DATA: Begin

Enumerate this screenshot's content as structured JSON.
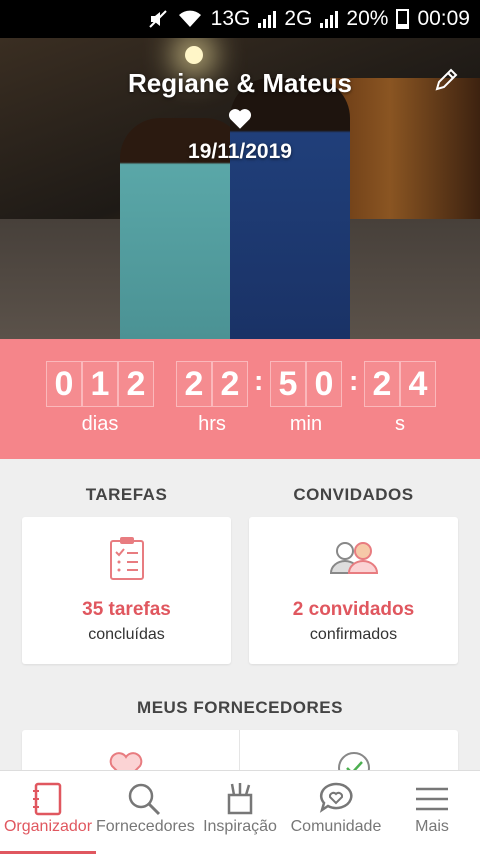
{
  "status_bar": {
    "network1": "1",
    "tech1": "3G",
    "network2": "2",
    "tech2": "G",
    "battery": "20%",
    "time": "00:09"
  },
  "hero": {
    "couple": "Regiane & Mateus",
    "date": "19/11/2019"
  },
  "countdown": {
    "days": [
      "0",
      "1",
      "2"
    ],
    "hours": [
      "2",
      "2"
    ],
    "minutes": [
      "5",
      "0"
    ],
    "seconds": [
      "2",
      "4"
    ],
    "days_label": "dias",
    "hours_label": "hrs",
    "minutes_label": "min",
    "seconds_label": "s"
  },
  "tasks": {
    "title": "TAREFAS",
    "count": "35 tarefas",
    "status": "concluídas"
  },
  "guests": {
    "title": "CONVIDADOS",
    "count": "2 convidados",
    "status": "confirmados"
  },
  "vendors": {
    "title": "MEUS FORNECEDORES"
  },
  "nav": {
    "items": [
      {
        "label": "Organizador",
        "active": true
      },
      {
        "label": "Fornecedores"
      },
      {
        "label": "Inspiração"
      },
      {
        "label": "Comunidade"
      },
      {
        "label": "Mais"
      }
    ]
  },
  "colors": {
    "accent": "#e0575f",
    "countdown_bg": "#f5858a"
  }
}
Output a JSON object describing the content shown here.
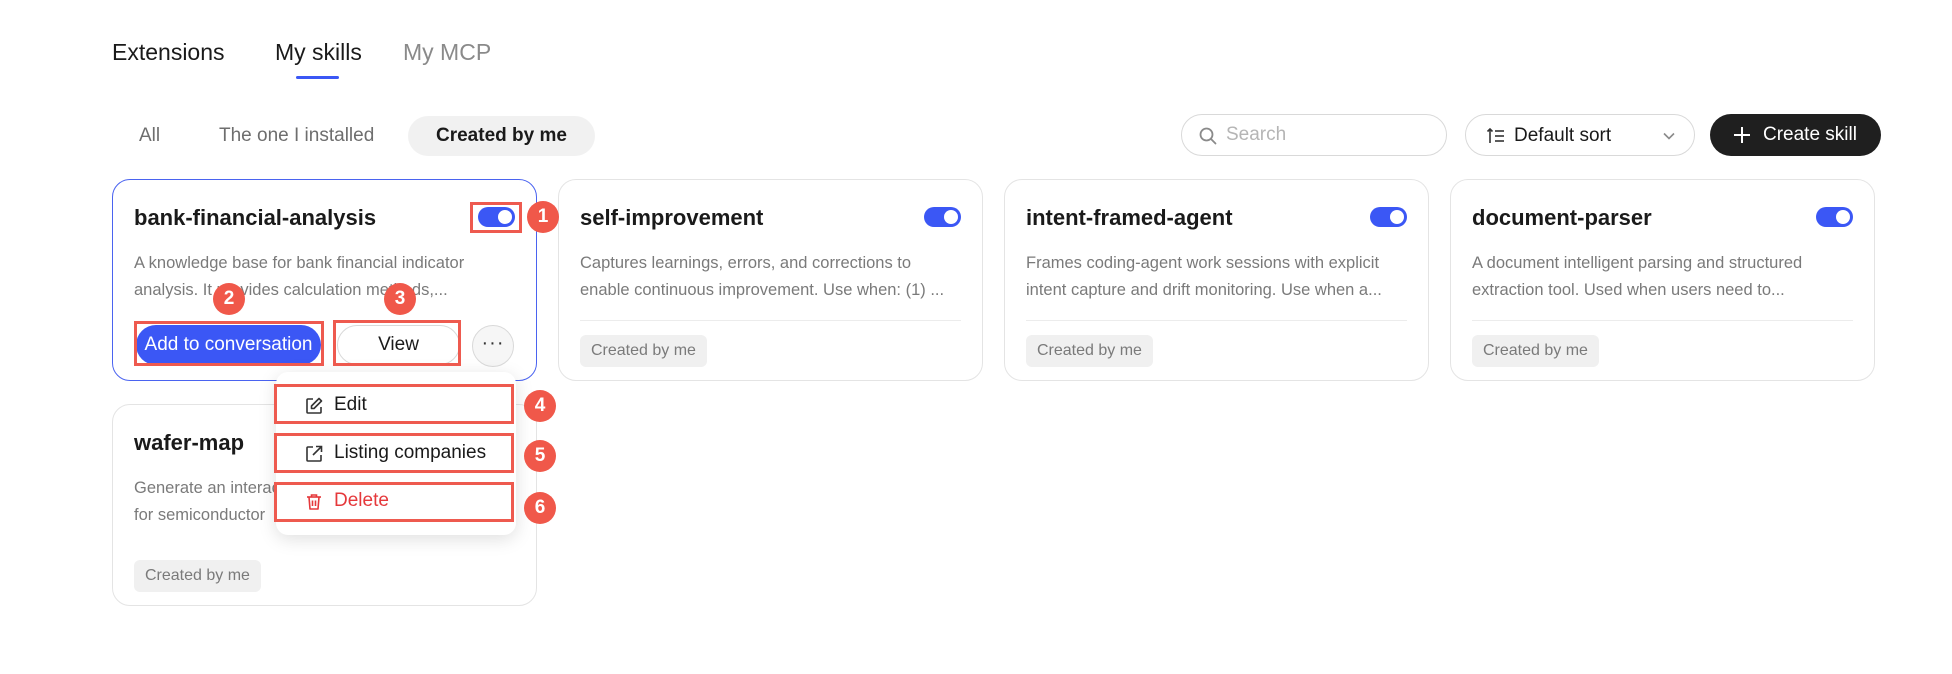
{
  "nav": {
    "tabs": [
      {
        "label": "Extensions"
      },
      {
        "label": "My skills"
      },
      {
        "label": "My MCP"
      }
    ]
  },
  "filters": [
    "All",
    "The one I installed",
    "Created by me"
  ],
  "search": {
    "placeholder": "Search",
    "value": ""
  },
  "sort": {
    "label": "Default sort"
  },
  "create": {
    "label": "Create skill"
  },
  "colors": {
    "accent": "#3b57f5",
    "annotation": "#f0584a",
    "danger": "#e5383b",
    "dark_button": "#1f1f1f"
  },
  "cards": [
    {
      "title": "bank-financial-analysis",
      "desc_line1": "A knowledge base for bank financial indicator",
      "desc_line2": "analysis. It provides calculation methods,...",
      "tag": "Created by me",
      "enabled": true
    },
    {
      "title": "self-improvement",
      "desc_line1": "Captures learnings, errors, and corrections to",
      "desc_line2": "enable continuous improvement. Use when: (1) ...",
      "tag": "Created by me",
      "enabled": true
    },
    {
      "title": "intent-framed-agent",
      "desc_line1": "Frames coding-agent work sessions with explicit",
      "desc_line2": "intent capture and drift monitoring. Use when a...",
      "tag": "Created by me",
      "enabled": true
    },
    {
      "title": "document-parser",
      "desc_line1": "A document intelligent parsing and structured",
      "desc_line2": "extraction tool. Used when users need to...",
      "tag": "Created by me",
      "enabled": true
    },
    {
      "title": "wafer-map",
      "desc_line1": "Generate an interactive wafer map",
      "desc_line2": "for semiconductor",
      "tag": "Created by me",
      "enabled": true
    }
  ],
  "actions": {
    "add_label": "Add to conversation",
    "view_label": "View",
    "more_label": "···"
  },
  "menu": {
    "items": [
      {
        "label": "Edit",
        "icon": "edit-icon"
      },
      {
        "label": "Listing companies",
        "icon": "external-link-icon"
      },
      {
        "label": "Delete",
        "icon": "trash-icon"
      }
    ]
  },
  "annotations": [
    "1",
    "2",
    "3",
    "4",
    "5",
    "6"
  ]
}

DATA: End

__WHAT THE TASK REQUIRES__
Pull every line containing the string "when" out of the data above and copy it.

__ANSWER TO THIS TASK__
      "desc_line2": "enable continuous improvement. Use when: (1) ...",
      "desc_line2": "intent capture and drift monitoring. Use when a...",
      "desc_line2": "extraction tool. Used when users need to...",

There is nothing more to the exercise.